Work to be completed »
Copy every record below exactly.
◆ ◆ ◆ ◆ ◆
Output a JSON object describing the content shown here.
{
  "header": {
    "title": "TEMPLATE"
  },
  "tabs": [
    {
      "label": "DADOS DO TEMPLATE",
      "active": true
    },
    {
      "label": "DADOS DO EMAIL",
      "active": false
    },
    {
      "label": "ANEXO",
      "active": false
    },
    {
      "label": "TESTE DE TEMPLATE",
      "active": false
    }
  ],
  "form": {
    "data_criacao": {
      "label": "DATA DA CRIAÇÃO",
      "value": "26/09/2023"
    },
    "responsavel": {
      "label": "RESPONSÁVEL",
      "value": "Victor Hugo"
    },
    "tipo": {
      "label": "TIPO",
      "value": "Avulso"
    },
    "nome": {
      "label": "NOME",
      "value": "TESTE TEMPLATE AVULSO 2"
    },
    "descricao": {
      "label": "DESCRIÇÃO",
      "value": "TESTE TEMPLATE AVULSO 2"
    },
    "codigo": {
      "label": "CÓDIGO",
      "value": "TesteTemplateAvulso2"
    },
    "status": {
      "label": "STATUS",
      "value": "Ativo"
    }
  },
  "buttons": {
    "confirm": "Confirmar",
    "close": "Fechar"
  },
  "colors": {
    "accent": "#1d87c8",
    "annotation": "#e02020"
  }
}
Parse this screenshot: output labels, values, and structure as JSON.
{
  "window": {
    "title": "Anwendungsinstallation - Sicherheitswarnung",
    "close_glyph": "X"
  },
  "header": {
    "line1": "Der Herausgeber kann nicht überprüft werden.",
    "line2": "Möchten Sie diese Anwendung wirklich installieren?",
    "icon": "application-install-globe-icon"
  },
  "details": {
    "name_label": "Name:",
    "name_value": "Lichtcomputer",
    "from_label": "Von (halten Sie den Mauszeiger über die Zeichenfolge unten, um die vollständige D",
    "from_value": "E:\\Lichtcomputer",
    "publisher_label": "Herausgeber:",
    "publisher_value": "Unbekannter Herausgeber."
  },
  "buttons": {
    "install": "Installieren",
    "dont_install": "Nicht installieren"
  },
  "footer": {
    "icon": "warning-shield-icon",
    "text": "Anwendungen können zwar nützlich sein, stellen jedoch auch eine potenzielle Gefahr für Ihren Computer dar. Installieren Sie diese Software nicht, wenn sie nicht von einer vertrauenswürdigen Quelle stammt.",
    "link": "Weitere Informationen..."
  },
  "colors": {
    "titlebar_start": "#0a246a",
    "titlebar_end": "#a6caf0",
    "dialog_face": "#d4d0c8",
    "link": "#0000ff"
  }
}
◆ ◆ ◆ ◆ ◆
Result of the exercise »
Output a JSON object describing the content shown here.
{
  "header": {
    "title": "TEMPLATE"
  },
  "tabs": [
    {
      "label": "DADOS DO TEMPLATE",
      "active": true
    },
    {
      "label": "DADOS DO EMAIL",
      "active": false
    },
    {
      "label": "ANEXO",
      "active": false
    },
    {
      "label": "TESTE DE TEMPLATE",
      "active": false
    }
  ],
  "form": {
    "data_criacao": {
      "label": "DATA DA CRIAÇÃO",
      "value": "26/09/2023"
    },
    "responsavel": {
      "label": "RESPONSÁVEL",
      "value": "Victor Hugo"
    },
    "tipo": {
      "label": "TIPO",
      "value": "Avulso"
    },
    "nome": {
      "label": "NOME",
      "value": "TESTE TEMPLATE AVULSO 2"
    },
    "descricao": {
      "label": "DESCRIÇÃO",
      "value": "TESTE TEMPLATE AVULSO 2"
    },
    "codigo": {
      "label": "CÓDIGO",
      "value": "TesteTemplateAvulso2"
    },
    "status": {
      "label": "STATUS",
      "value": "Ativo"
    }
  },
  "buttons": {
    "confirm": "Confirmar",
    "close": "Fechar"
  },
  "colors": {
    "accent": "#1d87c8",
    "annotation": "#e02020"
  }
}
Parse this screenshot: output labels, values, and structure as JSON.
{
  "window": {
    "title": "Anwendungsinstallation - Sicherheitswarnung",
    "close_glyph": "X"
  },
  "header": {
    "line1": "Der Herausgeber kann nicht überprüft werden.",
    "line2": "Möchten Sie diese Anwendung wirklich installieren?",
    "icon": "application-install-globe-icon"
  },
  "details": {
    "name_label": "Name:",
    "name_value": "Lichtcomputer",
    "from_label": "Von (halten Sie den Mauszeiger über die Zeichenfolge unten, um die vollständige D",
    "from_value": "E:\\Lichtcomputer",
    "publisher_label": "Herausgeber:",
    "publisher_value": "Unbekannter Herausgeber."
  },
  "buttons": {
    "install": "Installieren",
    "dont_install": "Nicht installieren"
  },
  "footer": {
    "icon": "warning-shield-icon",
    "text": "Anwendungen können zwar nützlich sein, stellen jedoch auch eine potenzielle Gefahr für Ihren Computer dar. Installieren Sie diese Software nicht, wenn sie nicht von einer vertrauenswürdigen Quelle stammt.",
    "link": "Weitere Informationen..."
  },
  "colors": {
    "titlebar_start": "#0a246a",
    "titlebar_end": "#a6caf0",
    "dialog_face": "#d4d0c8",
    "link": "#0000ff"
  }
}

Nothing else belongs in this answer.